=== EXERCISE OBJECTIVE ===
Retype every entry exactly, down to the last character.

(Excerpts from a dataset)
------------------------

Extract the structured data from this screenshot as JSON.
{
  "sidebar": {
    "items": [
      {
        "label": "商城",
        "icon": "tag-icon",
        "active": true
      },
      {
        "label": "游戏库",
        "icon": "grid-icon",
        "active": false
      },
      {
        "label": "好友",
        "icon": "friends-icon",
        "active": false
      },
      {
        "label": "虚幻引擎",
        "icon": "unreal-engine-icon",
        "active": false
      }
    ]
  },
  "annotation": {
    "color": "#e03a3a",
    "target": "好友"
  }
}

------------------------

=== SOLUTION FOR THIS TASK ===
Extract the structured data from this screenshot as JSON.
{
  "sidebar": {
    "items": [
      {
        "label": "商城",
        "icon": "tag-icon",
        "active": true
      },
      {
        "label": "游戏库",
        "icon": "grid-icon",
        "active": false
      },
      {
        "label": "好友",
        "icon": "friends-icon",
        "active": false
      },
      {
        "label": "虚幻引擎",
        "icon": "unreal-engine-icon",
        "active": false
      }
    ]
  },
  "annotation": {
    "color": "#e03a3a",
    "target": "好友"
  }
}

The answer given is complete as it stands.